Here’s a story of the details of what happened on the run to check the Long Lake Trail last week.
On the way out, I heard a strange sound coming from the front driver’s side tire. Before attempting the lower hairpin on Cadillac Hill, I stopped to check it out.
It was pretty easy to find where the noise was coming from. This was taken at the staging area. When I first checked it, there was no scrapes on the yoke. It appears that the ears of the outer shaft broke first, as the u-joint is undamaged but missing both caps.
We figured it was easiest to just leave it as it was and just drive out. Luckily, with a Rubicon model TJ, I still had three-wheel drive with both lockers engaged.
As the broken ‘ears’ were slowly bent out, contact was made with the knuckle. Fortunately, the axles I was going to put in required just such an extra clearance.
Enter RCV axles! If you’re going to upgrade, go all the way.
The driver’s side inner axle had been ‘hammered’ into the axle housing.
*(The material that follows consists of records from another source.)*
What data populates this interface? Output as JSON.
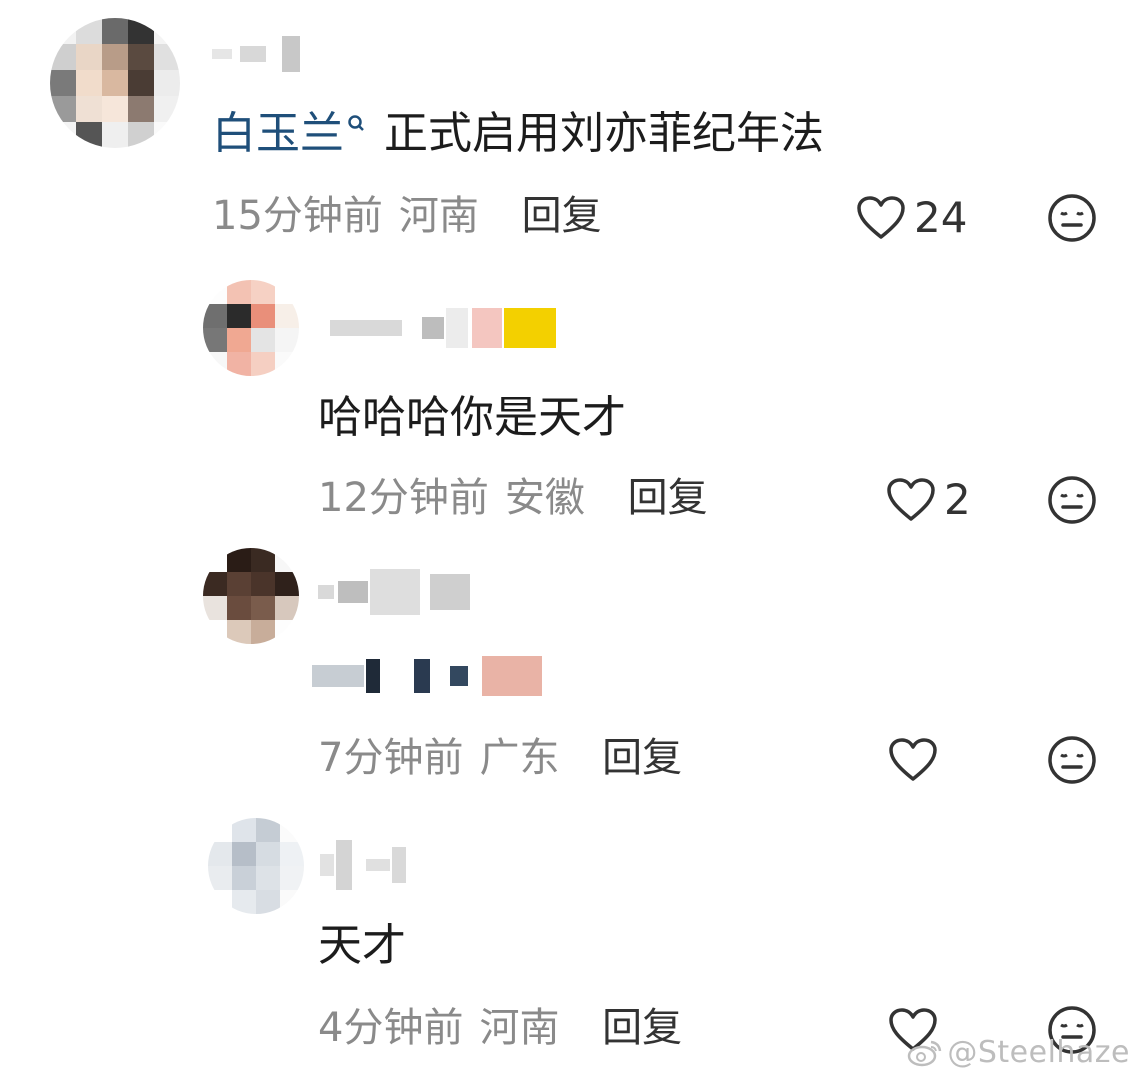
{
  "comments": [
    {
      "mention": "白玉兰",
      "text": "正式启用刘亦菲纪年法",
      "time": "15分钟前",
      "location": "河南",
      "reply_label": "回复",
      "likes": "24"
    },
    {
      "text": "哈哈哈你是天才",
      "time": "12分钟前",
      "location": "安徽",
      "reply_label": "回复",
      "likes": "2"
    },
    {
      "text": "",
      "time": "7分钟前",
      "location": "广东",
      "reply_label": "回复",
      "likes": ""
    },
    {
      "text": "天才",
      "time": "4分钟前",
      "location": "河南",
      "reply_label": "回复",
      "likes": ""
    }
  ],
  "watermark": "@Steelhaze",
  "icons": {
    "like": "heart-outline-icon",
    "dislike": "meh-face-icon",
    "mention": "search-icon",
    "watermark": "weibo-logo-icon"
  },
  "colors": {
    "mention": "#1f4f7a",
    "meta": "#8a8a8a",
    "text": "#1c1c1c"
  }
}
It took a few hits with a big hammer to free the axle. The proper move might have been to remove the outer shaft as soon as possible.
A 4 1/2″ angle grinder was used to clearance the knuckle for the boot of the new axle. They were then cleaned and painted.
The new axles in place. Very distinguishable with the bright orange boot. This is a fully seated boot on. Easier said than done.
The manufacturer provided a sleeve to hold the boot as you slide the axle through it. But seating it properly was a pain; theirs is on the left side below with the hood. That was for before you installed the brake shield and unit bearing.
I built the one on the right to use after the unit bearing had been installed.
With a pair of pry bars, I was able to fully seat the boot. Or so I thought. I actually had to use the manufacturer’s piece and mine together to fully seat the boot. I’ll be making a thicker unit to carry with me in case I need to reseat the boot on the trail.
If you’re doing an RCV axle installation, make sure the boot is on far enough to see the edge of the boot seat surface.
As if a broken ear on the trail at the base of Cadillac Hill wasn’t enough, when I took apart the passenger’s side, I discovered that I had thrown a u-joint cap but the joint hadn’t come apart yet.
My axle was not the only issue. A fellow traveler lost all of his power steering fluid due to a fitting coming loose. That was an easy fix: tighten and refill. Between the six rigs we had what we needed.
I will admit that I had not loaded all of my trail boxes for this trip. I loaded more for clearing trees from the Long Lake Trail and possibly spending the night than I did for repairing a broken rig. The lesson is to bring everything you can on every trip.
Here is a link to an upcoming article about using helicopters to transport rock and heavy equipment on the Rubicon Trail.
This is the same company contracted to fly rock this October in to Cadillac Hill. Although it is quite expensive, it is less expensive, quicker and easier on our Jeeps that using small Jeep trailers.
El Dorado County has scheduled rock work for Cadillac Hill for October 17, 18 & 19. Expect extended delays and/or a possible temporary closure. I will try to post timeline details as the date gets closer.
This project was previously scheduled for Oct 3, 4 & 5 but was pushed back due to the helicopter company being needed to fight the CA wildfires.
Although the paperwork between El Dorado County and the Tahoe National Forest has not been completed, Jeepers Jamboree will work Cadillac Hill next month. El Dorado County will fly in the needed rock. JJ will put down cyclone fencing, fill it with rock and wrap-it to secure the rock in place and cover with more rock. Some concrete work will also be done as needed in various spots. Besides securing the trail from sliding off the hill, improving the drainage of water OFF the trail is also a goal.
Please avoid Cadillac Hill that weekend to allow this crew to work without interruption. It is in all of our best interest to stabilize Cadillac Hill so the trail is there after each winter.